As if Dave Eggers doesn’t do enough (A Heartbreaking Work of Staggering Genius, Zeitoun, What is the What), he has somehow found time to edit The Best American Nonrequired Reading 2012. This terrific hodgepodge of essays, fiction, ephemera and graphic selections will catch you up on anything important you might have missed in 2011.

Yum. If your mouth doesn’t water while reading the Best Food Writing 2012, edited by Holly Hughes, then there is something wrong with your salivary glands. This collection of essays from publications like Gastronomica and Food & Wine easily encapsulates the best of the year.

It’s impossible to discover and read all of the greatest essays over the course of a year. In The Best American Travel Writing, editor William T. Vollmann pulls together pieces by Paul Theroux, Pico Iyer and Bryan Curtis that will make you itch to jump on a plane.

The Best American Magazine Writing 2012, edited by Sid Holt, helps separate the wheat from the chaff on a host of subjects. Don’t miss Sarah Stillman’s piece from The New Yorker, “The Invisible Army,” winner of the National Magazine Award for public interest.

The second book (after Wild) in Oprah’s new 2.0 Book Club, Ayana Mathis’ The Twelve Tribes of Hattie, will have you at “hello.” Told from multiple viewpoints, this family portrait carries the weight of a Toni Morrison novel.

One of my favorite mystery writers, Barbara Vine (aka Ruth Rendell) writes characters with all the depth of the best novelists. Her latest (she’s written more than 60!), The Child’s Child, gets immediately under your skin and stays there. It explores the shame, guilt and defiance of belonging to one of society’s marginalized minorities.

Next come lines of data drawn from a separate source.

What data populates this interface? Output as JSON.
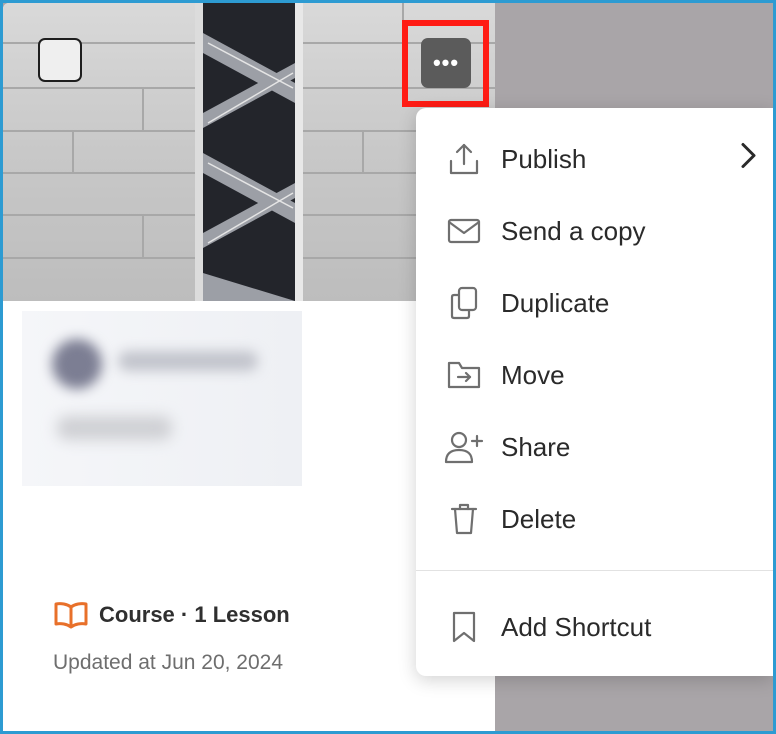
{
  "card": {
    "meta_label": "Course · 1 Lesson",
    "updated": "Updated at Jun 20, 2024",
    "more_button_glyph": "•••"
  },
  "menu": {
    "items": [
      {
        "label": "Publish",
        "icon": "upload-icon",
        "has_submenu": true
      },
      {
        "label": "Send a copy",
        "icon": "envelope-icon"
      },
      {
        "label": "Duplicate",
        "icon": "duplicate-icon"
      },
      {
        "label": "Move",
        "icon": "folder-move-icon"
      },
      {
        "label": "Share",
        "icon": "add-user-icon"
      },
      {
        "label": "Delete",
        "icon": "trash-icon"
      },
      {
        "label": "Add Shortcut",
        "icon": "bookmark-icon"
      }
    ]
  },
  "colors": {
    "highlight": "#ff1b14",
    "frame": "#2d9bd2",
    "course_icon": "#e8702a"
  }
}
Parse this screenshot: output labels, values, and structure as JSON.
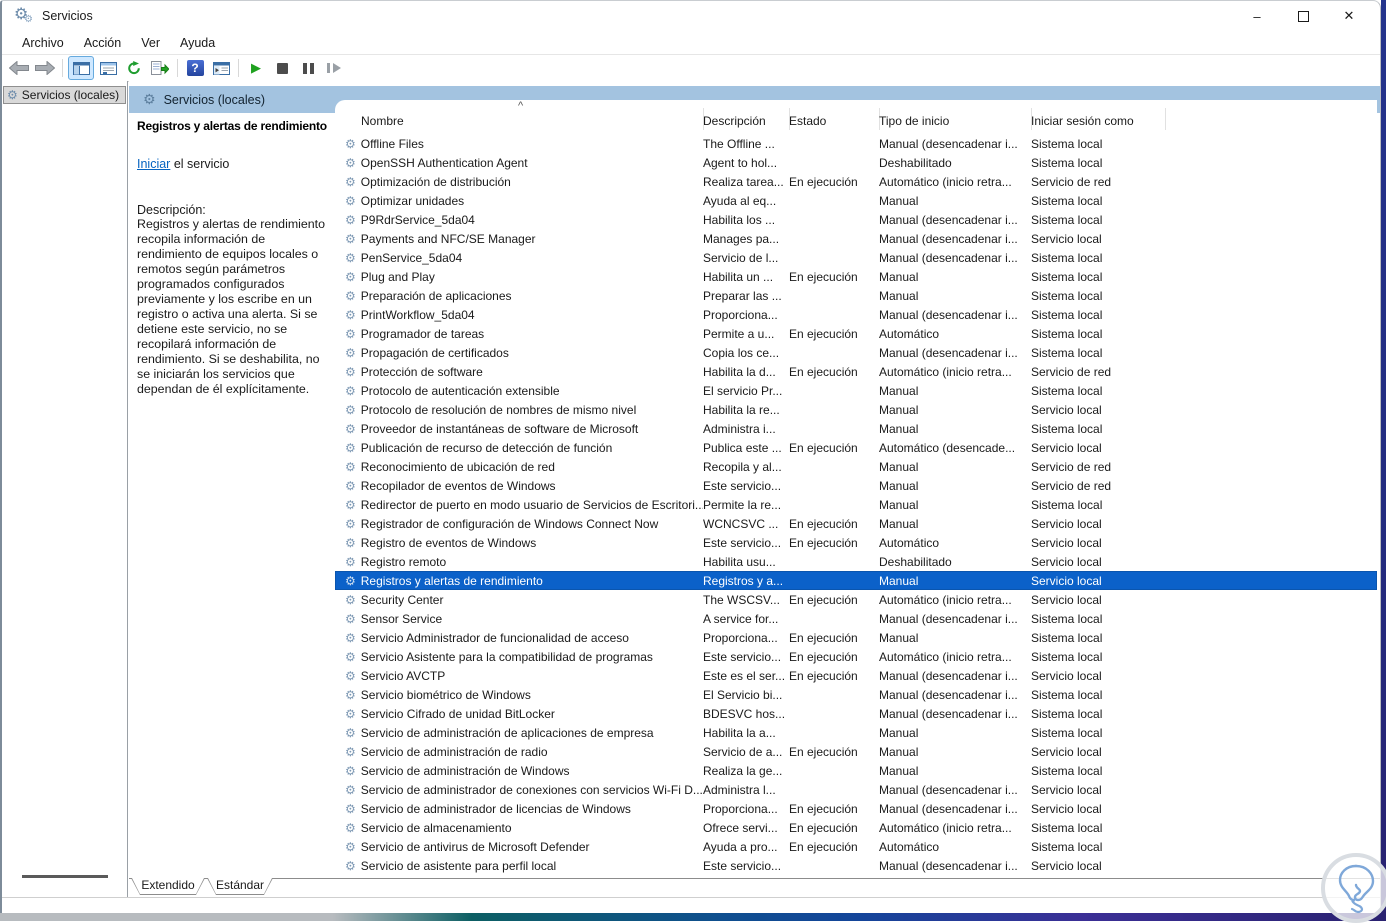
{
  "window": {
    "title": "Servicios"
  },
  "menu": [
    "Archivo",
    "Acción",
    "Ver",
    "Ayuda"
  ],
  "toolbar": [
    "back-icon",
    "forward-icon",
    "sep",
    "show-console-tree-icon",
    "properties-icon",
    "refresh-icon",
    "export-list-icon",
    "sep",
    "help-icon",
    "extended-view-icon",
    "sep",
    "start-service-icon",
    "stop-service-icon",
    "pause-service-icon",
    "restart-service-icon"
  ],
  "tree": {
    "selected_item": "Servicios (locales)"
  },
  "pane": {
    "header": "Servicios (locales)"
  },
  "details": {
    "title": "Registros y alertas de rendimiento",
    "action_link": "Iniciar",
    "action_rest": " el servicio",
    "description_label": "Descripción:",
    "description": "Registros y alertas de rendimiento recopila información de rendimiento de equipos locales o remotos según parámetros programados configurados previamente y los escribe en un registro o activa una alerta. Si se detiene este servicio, no se recopilará información de rendimiento. Si se deshabilita, no se iniciarán los servicios que dependan de él explícitamente."
  },
  "table": {
    "columns": [
      "Nombre",
      "Descripción",
      "Estado",
      "Tipo de inicio",
      "Iniciar sesión como"
    ],
    "rows": [
      {
        "name": "Offline Files",
        "desc": "The Offline ...",
        "estado": "",
        "tipo": "Manual (desencadenar i...",
        "logon": "Sistema local",
        "selected": false
      },
      {
        "name": "OpenSSH Authentication Agent",
        "desc": "Agent to hol...",
        "estado": "",
        "tipo": "Deshabilitado",
        "logon": "Sistema local",
        "selected": false
      },
      {
        "name": "Optimización de distribución",
        "desc": "Realiza tarea...",
        "estado": "En ejecución",
        "tipo": "Automático (inicio retra...",
        "logon": "Servicio de red",
        "selected": false
      },
      {
        "name": "Optimizar unidades",
        "desc": "Ayuda al eq...",
        "estado": "",
        "tipo": "Manual",
        "logon": "Sistema local",
        "selected": false
      },
      {
        "name": "P9RdrService_5da04",
        "desc": "Habilita los ...",
        "estado": "",
        "tipo": "Manual (desencadenar i...",
        "logon": "Sistema local",
        "selected": false
      },
      {
        "name": "Payments and NFC/SE Manager",
        "desc": "Manages pa...",
        "estado": "",
        "tipo": "Manual (desencadenar i...",
        "logon": "Servicio local",
        "selected": false
      },
      {
        "name": "PenService_5da04",
        "desc": "Servicio de l...",
        "estado": "",
        "tipo": "Manual (desencadenar i...",
        "logon": "Sistema local",
        "selected": false
      },
      {
        "name": "Plug and Play",
        "desc": "Habilita un ...",
        "estado": "En ejecución",
        "tipo": "Manual",
        "logon": "Sistema local",
        "selected": false
      },
      {
        "name": "Preparación de aplicaciones",
        "desc": "Preparar las ...",
        "estado": "",
        "tipo": "Manual",
        "logon": "Sistema local",
        "selected": false
      },
      {
        "name": "PrintWorkflow_5da04",
        "desc": "Proporciona...",
        "estado": "",
        "tipo": "Manual (desencadenar i...",
        "logon": "Sistema local",
        "selected": false
      },
      {
        "name": "Programador de tareas",
        "desc": "Permite a u...",
        "estado": "En ejecución",
        "tipo": "Automático",
        "logon": "Sistema local",
        "selected": false
      },
      {
        "name": "Propagación de certificados",
        "desc": "Copia los ce...",
        "estado": "",
        "tipo": "Manual (desencadenar i...",
        "logon": "Sistema local",
        "selected": false
      },
      {
        "name": "Protección de software",
        "desc": "Habilita la d...",
        "estado": "En ejecución",
        "tipo": "Automático (inicio retra...",
        "logon": "Servicio de red",
        "selected": false
      },
      {
        "name": "Protocolo de autenticación extensible",
        "desc": "El servicio Pr...",
        "estado": "",
        "tipo": "Manual",
        "logon": "Sistema local",
        "selected": false
      },
      {
        "name": "Protocolo de resolución de nombres de mismo nivel",
        "desc": "Habilita la re...",
        "estado": "",
        "tipo": "Manual",
        "logon": "Servicio local",
        "selected": false
      },
      {
        "name": "Proveedor de instantáneas de software de Microsoft",
        "desc": "Administra i...",
        "estado": "",
        "tipo": "Manual",
        "logon": "Sistema local",
        "selected": false
      },
      {
        "name": "Publicación de recurso de detección de función",
        "desc": "Publica este ...",
        "estado": "En ejecución",
        "tipo": "Automático (desencade...",
        "logon": "Servicio local",
        "selected": false
      },
      {
        "name": "Reconocimiento de ubicación de red",
        "desc": "Recopila y al...",
        "estado": "",
        "tipo": "Manual",
        "logon": "Servicio de red",
        "selected": false
      },
      {
        "name": "Recopilador de eventos de Windows",
        "desc": "Este servicio...",
        "estado": "",
        "tipo": "Manual",
        "logon": "Servicio de red",
        "selected": false
      },
      {
        "name": "Redirector de puerto en modo usuario de Servicios de Escritori...",
        "desc": "Permite la re...",
        "estado": "",
        "tipo": "Manual",
        "logon": "Sistema local",
        "selected": false
      },
      {
        "name": "Registrador de configuración de Windows Connect Now",
        "desc": "WCNCSVC ...",
        "estado": "En ejecución",
        "tipo": "Manual",
        "logon": "Servicio local",
        "selected": false
      },
      {
        "name": "Registro de eventos de Windows",
        "desc": "Este servicio...",
        "estado": "En ejecución",
        "tipo": "Automático",
        "logon": "Servicio local",
        "selected": false
      },
      {
        "name": "Registro remoto",
        "desc": "Habilita usu...",
        "estado": "",
        "tipo": "Deshabilitado",
        "logon": "Servicio local",
        "selected": false
      },
      {
        "name": "Registros y alertas de rendimiento",
        "desc": "Registros y a...",
        "estado": "",
        "tipo": "Manual",
        "logon": "Servicio local",
        "selected": true
      },
      {
        "name": "Security Center",
        "desc": "The WSCSV...",
        "estado": "En ejecución",
        "tipo": "Automático (inicio retra...",
        "logon": "Servicio local",
        "selected": false
      },
      {
        "name": "Sensor Service",
        "desc": "A service for...",
        "estado": "",
        "tipo": "Manual (desencadenar i...",
        "logon": "Sistema local",
        "selected": false
      },
      {
        "name": "Servicio Administrador de funcionalidad de acceso",
        "desc": "Proporciona...",
        "estado": "En ejecución",
        "tipo": "Manual",
        "logon": "Sistema local",
        "selected": false
      },
      {
        "name": "Servicio Asistente para la compatibilidad de programas",
        "desc": "Este servicio...",
        "estado": "En ejecución",
        "tipo": "Automático (inicio retra...",
        "logon": "Sistema local",
        "selected": false
      },
      {
        "name": "Servicio AVCTP",
        "desc": "Este es el ser...",
        "estado": "En ejecución",
        "tipo": "Manual (desencadenar i...",
        "logon": "Servicio local",
        "selected": false
      },
      {
        "name": "Servicio biométrico de Windows",
        "desc": "El Servicio bi...",
        "estado": "",
        "tipo": "Manual (desencadenar i...",
        "logon": "Sistema local",
        "selected": false
      },
      {
        "name": "Servicio Cifrado de unidad BitLocker",
        "desc": "BDESVC hos...",
        "estado": "",
        "tipo": "Manual (desencadenar i...",
        "logon": "Sistema local",
        "selected": false
      },
      {
        "name": "Servicio de administración de aplicaciones de empresa",
        "desc": "Habilita la a...",
        "estado": "",
        "tipo": "Manual",
        "logon": "Sistema local",
        "selected": false
      },
      {
        "name": "Servicio de administración de radio",
        "desc": "Servicio de a...",
        "estado": "En ejecución",
        "tipo": "Manual",
        "logon": "Servicio local",
        "selected": false
      },
      {
        "name": "Servicio de administración de Windows",
        "desc": "Realiza la ge...",
        "estado": "",
        "tipo": "Manual",
        "logon": "Sistema local",
        "selected": false
      },
      {
        "name": "Servicio de administrador de conexiones con servicios Wi-Fi D...",
        "desc": "Administra l...",
        "estado": "",
        "tipo": "Manual (desencadenar i...",
        "logon": "Servicio local",
        "selected": false
      },
      {
        "name": "Servicio de administrador de licencias de Windows",
        "desc": "Proporciona...",
        "estado": "En ejecución",
        "tipo": "Manual (desencadenar i...",
        "logon": "Servicio local",
        "selected": false
      },
      {
        "name": "Servicio de almacenamiento",
        "desc": "Ofrece servi...",
        "estado": "En ejecución",
        "tipo": "Automático (inicio retra...",
        "logon": "Sistema local",
        "selected": false
      },
      {
        "name": "Servicio de antivirus de Microsoft Defender",
        "desc": "Ayuda a pro...",
        "estado": "En ejecución",
        "tipo": "Automático",
        "logon": "Sistema local",
        "selected": false
      },
      {
        "name": "Servicio de asistente para perfil local",
        "desc": "Este servicio...",
        "estado": "",
        "tipo": "Manual (desencadenar i...",
        "logon": "Servicio local",
        "selected": false
      }
    ]
  },
  "tabs": [
    "Extendido",
    "Estándar"
  ],
  "window_controls": {
    "minimize": "–",
    "close": "✕"
  },
  "colors": {
    "selection": "#0b61c9",
    "pane_band": "#a3c3e0",
    "link": "#0563c1",
    "start_glyph_green": "#1fa11f"
  }
}
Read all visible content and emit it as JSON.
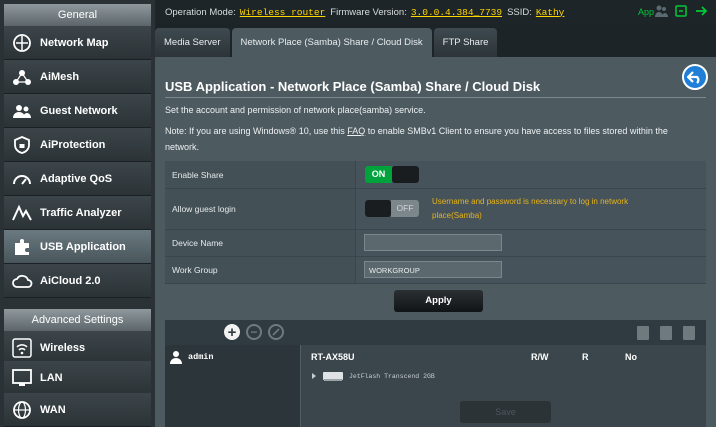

Take a look around at movie trends, and it’s not hard to see why Philip K. Dick has been enjoying a renaissance in recent years. Dick, who helped pioneer the sci-fi mindbender Total Recall, is more relevant than ever with his tales of slippery reality. The Game Players of Titan, Time Out of Joint and Martian Time-Slip are his latest to receive beautiful new trade paperback reissues. -Mike Sebastian

In the early ‘80s, three college friends, James Blaylock, Tim Powers and K.W. Jeter, set stories in an alternate version of Victorian England inspired by the proto-sci-fi adventures of H.G. Wells and Jules Verne. They inadvertently invented a literary genre that has influenced everything from Japanese anime to fashion trends. Steampunk: An Illustrated History of Fantastical Fiction, Fanciful Film and Other Victorian Visions traces the evolution of the clockwork genre from its influences to its cultural impact at large. –Mike Sebastian

Is your New Year’s resolution to be a better person? Maybe a little insight is in order? Alice Miller’s classic The Drama of the Gifted Child explores the psychology of family in ways that will make the hairs on the back of your neck stand on end.